Exact reproduction of all the data is needed.

----------------------------------------

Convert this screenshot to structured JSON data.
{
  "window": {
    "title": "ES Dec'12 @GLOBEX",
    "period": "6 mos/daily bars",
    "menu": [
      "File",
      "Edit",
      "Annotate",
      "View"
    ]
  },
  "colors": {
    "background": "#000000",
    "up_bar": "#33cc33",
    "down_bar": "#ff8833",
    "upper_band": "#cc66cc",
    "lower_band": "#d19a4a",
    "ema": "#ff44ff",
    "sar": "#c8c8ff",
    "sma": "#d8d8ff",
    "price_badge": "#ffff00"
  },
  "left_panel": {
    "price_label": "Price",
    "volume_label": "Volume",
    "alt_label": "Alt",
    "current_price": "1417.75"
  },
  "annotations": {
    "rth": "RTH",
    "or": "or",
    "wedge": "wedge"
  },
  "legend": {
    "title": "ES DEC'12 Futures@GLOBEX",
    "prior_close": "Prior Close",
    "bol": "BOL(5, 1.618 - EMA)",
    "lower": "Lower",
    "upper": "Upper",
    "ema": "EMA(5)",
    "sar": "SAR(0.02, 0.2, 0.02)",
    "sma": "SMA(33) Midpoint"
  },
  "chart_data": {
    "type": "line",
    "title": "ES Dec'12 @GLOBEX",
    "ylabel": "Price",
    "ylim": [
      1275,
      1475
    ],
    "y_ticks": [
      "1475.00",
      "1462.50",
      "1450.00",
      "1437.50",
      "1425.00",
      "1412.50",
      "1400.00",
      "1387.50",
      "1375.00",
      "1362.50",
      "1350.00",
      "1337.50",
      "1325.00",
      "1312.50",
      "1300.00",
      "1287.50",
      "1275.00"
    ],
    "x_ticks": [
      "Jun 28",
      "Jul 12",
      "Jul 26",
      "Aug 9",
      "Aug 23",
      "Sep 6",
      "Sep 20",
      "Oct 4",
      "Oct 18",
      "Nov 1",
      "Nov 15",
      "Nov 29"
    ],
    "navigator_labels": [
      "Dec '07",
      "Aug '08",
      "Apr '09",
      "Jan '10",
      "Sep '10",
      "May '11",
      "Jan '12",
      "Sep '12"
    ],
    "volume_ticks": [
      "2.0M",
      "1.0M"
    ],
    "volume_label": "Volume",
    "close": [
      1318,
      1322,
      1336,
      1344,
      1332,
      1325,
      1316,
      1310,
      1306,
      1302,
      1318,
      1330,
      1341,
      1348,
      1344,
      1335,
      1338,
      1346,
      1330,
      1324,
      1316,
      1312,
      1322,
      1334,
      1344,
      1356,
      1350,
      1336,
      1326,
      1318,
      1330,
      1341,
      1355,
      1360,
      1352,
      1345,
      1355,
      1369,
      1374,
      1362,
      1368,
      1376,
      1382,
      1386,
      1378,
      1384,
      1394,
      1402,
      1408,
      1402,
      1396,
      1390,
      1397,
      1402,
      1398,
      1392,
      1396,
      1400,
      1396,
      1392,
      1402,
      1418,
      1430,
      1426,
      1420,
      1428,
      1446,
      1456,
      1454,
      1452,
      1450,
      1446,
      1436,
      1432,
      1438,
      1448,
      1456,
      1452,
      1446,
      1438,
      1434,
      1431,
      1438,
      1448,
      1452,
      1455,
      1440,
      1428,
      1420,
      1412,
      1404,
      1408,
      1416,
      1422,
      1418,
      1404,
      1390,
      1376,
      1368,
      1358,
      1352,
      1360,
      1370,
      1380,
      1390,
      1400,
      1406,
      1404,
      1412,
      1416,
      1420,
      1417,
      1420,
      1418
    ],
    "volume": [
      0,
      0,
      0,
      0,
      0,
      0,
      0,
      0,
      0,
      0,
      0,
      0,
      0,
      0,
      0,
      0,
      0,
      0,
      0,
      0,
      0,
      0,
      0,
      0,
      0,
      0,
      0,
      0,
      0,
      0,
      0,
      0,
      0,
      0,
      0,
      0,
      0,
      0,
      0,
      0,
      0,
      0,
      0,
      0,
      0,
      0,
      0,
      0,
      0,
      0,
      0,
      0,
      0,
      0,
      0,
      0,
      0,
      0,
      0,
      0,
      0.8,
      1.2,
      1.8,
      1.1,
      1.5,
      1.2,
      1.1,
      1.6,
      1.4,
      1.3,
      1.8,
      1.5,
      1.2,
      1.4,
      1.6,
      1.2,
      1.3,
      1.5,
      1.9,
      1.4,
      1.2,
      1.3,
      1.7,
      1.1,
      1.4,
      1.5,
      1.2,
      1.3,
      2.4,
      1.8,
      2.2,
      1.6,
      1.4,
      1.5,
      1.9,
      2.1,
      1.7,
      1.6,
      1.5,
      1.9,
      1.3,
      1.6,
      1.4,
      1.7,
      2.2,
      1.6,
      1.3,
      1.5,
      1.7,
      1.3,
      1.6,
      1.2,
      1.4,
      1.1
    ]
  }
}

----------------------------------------

## Your solution
Convert this screenshot to structured JSON data.
{
  "window": {
    "title": "ES Dec'12 @GLOBEX",
    "period": "6 mos/daily bars",
    "menu": [
      "File",
      "Edit",
      "Annotate",
      "View"
    ]
  },
  "colors": {
    "background": "#000000",
    "up_bar": "#33cc33",
    "down_bar": "#ff8833",
    "upper_band": "#cc66cc",
    "lower_band": "#d19a4a",
    "ema": "#ff44ff",
    "sar": "#c8c8ff",
    "sma": "#d8d8ff",
    "price_badge": "#ffff00"
  },
  "left_panel": {
    "price_label": "Price",
    "volume_label": "Volume",
    "alt_label": "Alt",
    "current_price": "1417.75"
  },
  "annotations": {
    "rth": "RTH",
    "or": "or",
    "wedge": "wedge"
  },
  "legend": {
    "title": "ES DEC'12 Futures@GLOBEX",
    "prior_close": "Prior Close",
    "bol": "BOL(5, 1.618 - EMA)",
    "lower": "Lower",
    "upper": "Upper",
    "ema": "EMA(5)",
    "sar": "SAR(0.02, 0.2, 0.02)",
    "sma": "SMA(33) Midpoint"
  },
  "chart_data": {
    "type": "line",
    "title": "ES Dec'12 @GLOBEX",
    "ylabel": "Price",
    "ylim": [
      1275,
      1475
    ],
    "y_ticks": [
      "1475.00",
      "1462.50",
      "1450.00",
      "1437.50",
      "1425.00",
      "1412.50",
      "1400.00",
      "1387.50",
      "1375.00",
      "1362.50",
      "1350.00",
      "1337.50",
      "1325.00",
      "1312.50",
      "1300.00",
      "1287.50",
      "1275.00"
    ],
    "x_ticks": [
      "Jun 28",
      "Jul 12",
      "Jul 26",
      "Aug 9",
      "Aug 23",
      "Sep 6",
      "Sep 20",
      "Oct 4",
      "Oct 18",
      "Nov 1",
      "Nov 15",
      "Nov 29"
    ],
    "navigator_labels": [
      "Dec '07",
      "Aug '08",
      "Apr '09",
      "Jan '10",
      "Sep '10",
      "May '11",
      "Jan '12",
      "Sep '12"
    ],
    "volume_ticks": [
      "2.0M",
      "1.0M"
    ],
    "volume_label": "Volume",
    "close": [
      1318,
      1322,
      1336,
      1344,
      1332,
      1325,
      1316,
      1310,
      1306,
      1302,
      1318,
      1330,
      1341,
      1348,
      1344,
      1335,
      1338,
      1346,
      1330,
      1324,
      1316,
      1312,
      1322,
      1334,
      1344,
      1356,
      1350,
      1336,
      1326,
      1318,
      1330,
      1341,
      1355,
      1360,
      1352,
      1345,
      1355,
      1369,
      1374,
      1362,
      1368,
      1376,
      1382,
      1386,
      1378,
      1384,
      1394,
      1402,
      1408,
      1402,
      1396,
      1390,
      1397,
      1402,
      1398,
      1392,
      1396,
      1400,
      1396,
      1392,
      1402,
      1418,
      1430,
      1426,
      1420,
      1428,
      1446,
      1456,
      1454,
      1452,
      1450,
      1446,
      1436,
      1432,
      1438,
      1448,
      1456,
      1452,
      1446,
      1438,
      1434,
      1431,
      1438,
      1448,
      1452,
      1455,
      1440,
      1428,
      1420,
      1412,
      1404,
      1408,
      1416,
      1422,
      1418,
      1404,
      1390,
      1376,
      1368,
      1358,
      1352,
      1360,
      1370,
      1380,
      1390,
      1400,
      1406,
      1404,
      1412,
      1416,
      1420,
      1417,
      1420,
      1418
    ],
    "volume": [
      0,
      0,
      0,
      0,
      0,
      0,
      0,
      0,
      0,
      0,
      0,
      0,
      0,
      0,
      0,
      0,
      0,
      0,
      0,
      0,
      0,
      0,
      0,
      0,
      0,
      0,
      0,
      0,
      0,
      0,
      0,
      0,
      0,
      0,
      0,
      0,
      0,
      0,
      0,
      0,
      0,
      0,
      0,
      0,
      0,
      0,
      0,
      0,
      0,
      0,
      0,
      0,
      0,
      0,
      0,
      0,
      0,
      0,
      0,
      0,
      0.8,
      1.2,
      1.8,
      1.1,
      1.5,
      1.2,
      1.1,
      1.6,
      1.4,
      1.3,
      1.8,
      1.5,
      1.2,
      1.4,
      1.6,
      1.2,
      1.3,
      1.5,
      1.9,
      1.4,
      1.2,
      1.3,
      1.7,
      1.1,
      1.4,
      1.5,
      1.2,
      1.3,
      2.4,
      1.8,
      2.2,
      1.6,
      1.4,
      1.5,
      1.9,
      2.1,
      1.7,
      1.6,
      1.5,
      1.9,
      1.3,
      1.6,
      1.4,
      1.7,
      2.2,
      1.6,
      1.3,
      1.5,
      1.7,
      1.3,
      1.6,
      1.2,
      1.4,
      1.1
    ]
  }
}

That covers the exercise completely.